A feature of Carnap’s system discussed in the episode was his his attempt to objectivize our talk of objects by removing any demonstrative or ostensive elements. Though the “elementary experiences” as I examine them are of course mine, and not analyzable in themselves according to Carnap’s account, the only way they become useful to science […]
On Rudolph Carnap’s The Logical Structure of the World (1928). What can we know? Carnap thinks that all the various spheres of knowledge are logically interrelated, that you can translate sentences about any of these into sentences about sets of basic, momentary experiences. This book, aka the Aufbau, is his attempt to sketch out how this system of linguistic reduction can work (it doesn’t). WIth guest Matt Teichman. Learn more.

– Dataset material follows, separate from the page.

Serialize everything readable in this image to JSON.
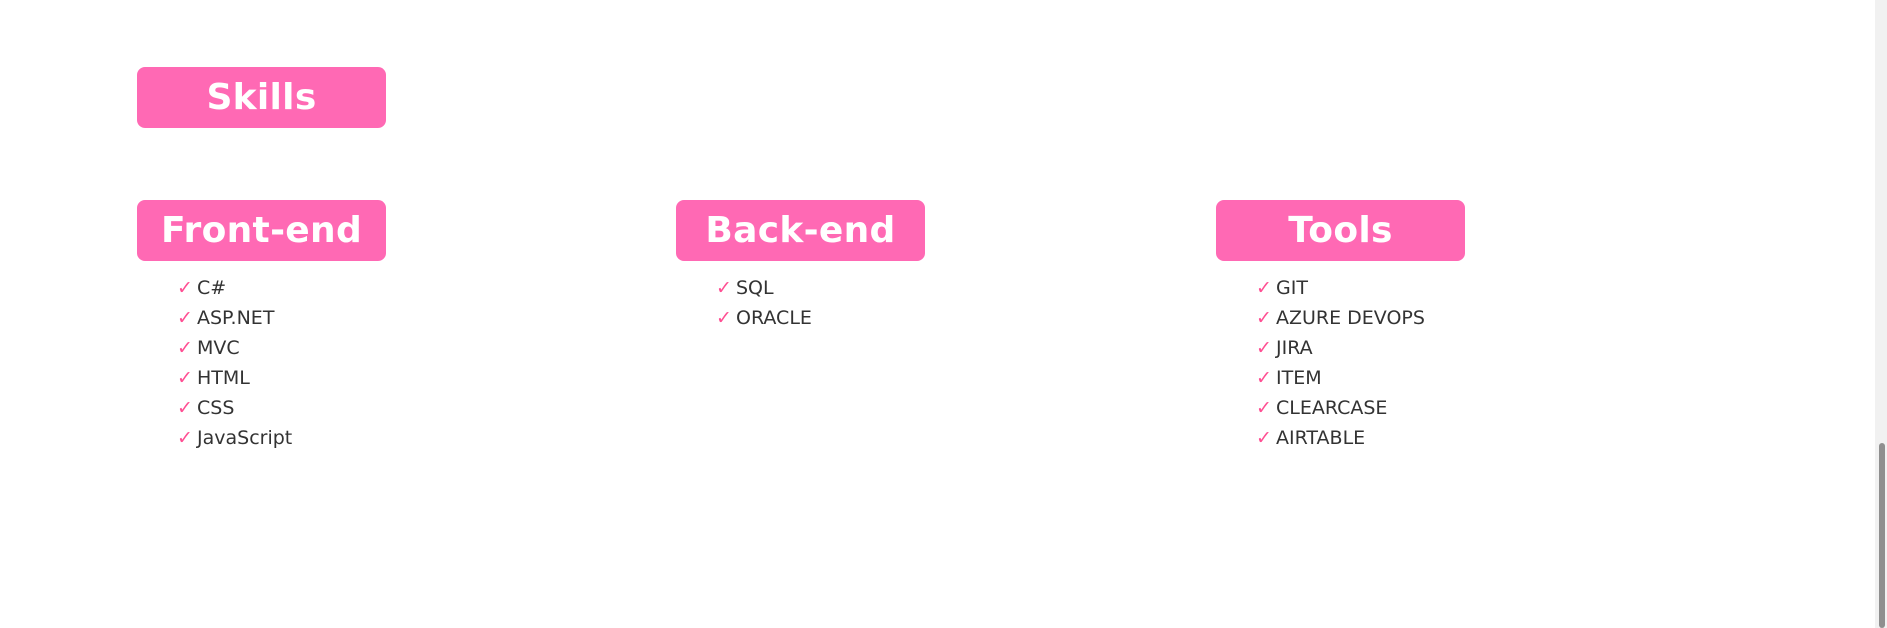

End song: “Undershirt” by Mark Lint with Edison Carter (1996).
On Rudolph Carnap’s The Logical Structure of the World (1928). WIth guest Matt Teichman.
I’ll let the cat out of the bag now that our planned reading for ep. 69 will be Plato’s dialogue “Gorgias.” I have in mind to record a full-cast audio version of this (there are 5 speaking parts) and am looking for some folks (men or women; I don’t care that they’re all dudes in […]
Editor’s Note: PEL listener Paul Harris has written up this report on a great Not School discussion available for member download. Whether or not you want to join, it’s still a fricking great book, recommended for anyone with an interest in modern and/or philosophical literature. Last Sunday, the Not School group ‘Worlds of Wordcraft’ – […]
On 12/4 we spoke with David Chalmers about his new book, Constructing the World. Listen to the episode. The book explores a series of related positions that attempt to generalize and improve upon Carnap’s project of logical construction in the Aufbau, the subject of our episode 67 (which will be posted soon). Carnap’s project was […]
[Editor’s Note: Here’s a submission from Derick, guest from our Saussure episode.] “Plurality should not be posited without necessity.” -Duns Scotus “Entities must not be multiplied beyond necessity.” -William of Ockham Here’s a philosophical thesis that should be obvious but apparently isn’t: Ockham’s Razor is not an ontological rule nor even a necessary rule of logic. […]
On Auster’s 1985 novella. The book presents itself as a work of detective fiction. However, it soon becomes clear that it is far from conventional in its structure. The work has been cited as an example of ‘postmodern detective fiction’ where the mystery contained within the narrative is itself surrounded by the mystery of the novella’s construction.
There’s lots of cool things going on in the PEL Not School discussion groups. To entice those of you that are interested in emergence to come check things out, I’ve proposed reading and discussing a short, interesting essay by the physicist P. W. Anderson called “More is Different: Broken Symmetry and the Hierarchical Nature of […]